What to produce:
Filter the data for "Brands" and copy matching lines.

___ Data provided

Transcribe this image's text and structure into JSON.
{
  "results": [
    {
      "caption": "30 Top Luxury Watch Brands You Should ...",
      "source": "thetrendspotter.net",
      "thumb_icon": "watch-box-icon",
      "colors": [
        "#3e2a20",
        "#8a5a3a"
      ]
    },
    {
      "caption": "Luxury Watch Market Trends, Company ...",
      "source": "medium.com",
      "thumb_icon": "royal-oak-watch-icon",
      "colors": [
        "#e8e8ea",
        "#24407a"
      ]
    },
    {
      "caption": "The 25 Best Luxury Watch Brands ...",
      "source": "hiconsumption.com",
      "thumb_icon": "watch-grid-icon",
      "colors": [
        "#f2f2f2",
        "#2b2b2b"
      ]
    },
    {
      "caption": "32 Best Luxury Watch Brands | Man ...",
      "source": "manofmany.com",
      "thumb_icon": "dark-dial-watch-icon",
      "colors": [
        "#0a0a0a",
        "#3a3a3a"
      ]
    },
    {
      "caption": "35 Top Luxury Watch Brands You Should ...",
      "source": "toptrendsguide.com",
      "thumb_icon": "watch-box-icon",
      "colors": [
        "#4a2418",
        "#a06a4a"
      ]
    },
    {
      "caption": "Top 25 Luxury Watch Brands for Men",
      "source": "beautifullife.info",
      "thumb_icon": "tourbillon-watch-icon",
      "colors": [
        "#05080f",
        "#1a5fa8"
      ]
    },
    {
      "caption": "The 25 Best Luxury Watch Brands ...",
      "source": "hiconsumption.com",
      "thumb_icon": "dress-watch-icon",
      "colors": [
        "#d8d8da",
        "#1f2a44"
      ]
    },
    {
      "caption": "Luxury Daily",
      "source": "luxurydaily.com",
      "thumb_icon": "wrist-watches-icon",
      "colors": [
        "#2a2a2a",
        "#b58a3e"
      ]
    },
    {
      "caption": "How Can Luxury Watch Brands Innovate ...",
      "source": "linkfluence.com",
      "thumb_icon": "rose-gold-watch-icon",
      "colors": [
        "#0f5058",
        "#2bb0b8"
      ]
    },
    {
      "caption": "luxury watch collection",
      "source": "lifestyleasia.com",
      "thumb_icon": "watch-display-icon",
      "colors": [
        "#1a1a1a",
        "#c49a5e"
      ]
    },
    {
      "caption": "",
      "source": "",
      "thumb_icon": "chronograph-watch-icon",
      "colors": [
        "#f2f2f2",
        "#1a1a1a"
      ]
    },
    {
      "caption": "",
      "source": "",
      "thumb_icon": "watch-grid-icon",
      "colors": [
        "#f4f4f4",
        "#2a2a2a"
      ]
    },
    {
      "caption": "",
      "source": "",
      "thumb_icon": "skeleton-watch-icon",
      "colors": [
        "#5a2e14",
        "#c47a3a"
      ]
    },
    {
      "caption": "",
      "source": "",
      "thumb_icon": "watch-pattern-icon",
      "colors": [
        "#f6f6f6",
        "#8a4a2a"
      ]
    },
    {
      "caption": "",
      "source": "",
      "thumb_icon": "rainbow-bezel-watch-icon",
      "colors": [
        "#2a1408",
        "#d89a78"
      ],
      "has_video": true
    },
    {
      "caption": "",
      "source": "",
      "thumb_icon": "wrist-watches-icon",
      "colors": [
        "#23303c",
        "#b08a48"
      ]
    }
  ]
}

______

Expected answer:
      "caption": "30 Top Luxury Watch Brands You Should ...",
      "caption": "The 25 Best Luxury Watch Brands ...",
      "caption": "32 Best Luxury Watch Brands | Man ...",
      "caption": "35 Top Luxury Watch Brands You Should ...",
      "caption": "Top 25 Luxury Watch Brands for Men",
      "caption": "The 25 Best Luxury Watch Brands ...",
      "caption": "How Can Luxury Watch Brands Innovate ...",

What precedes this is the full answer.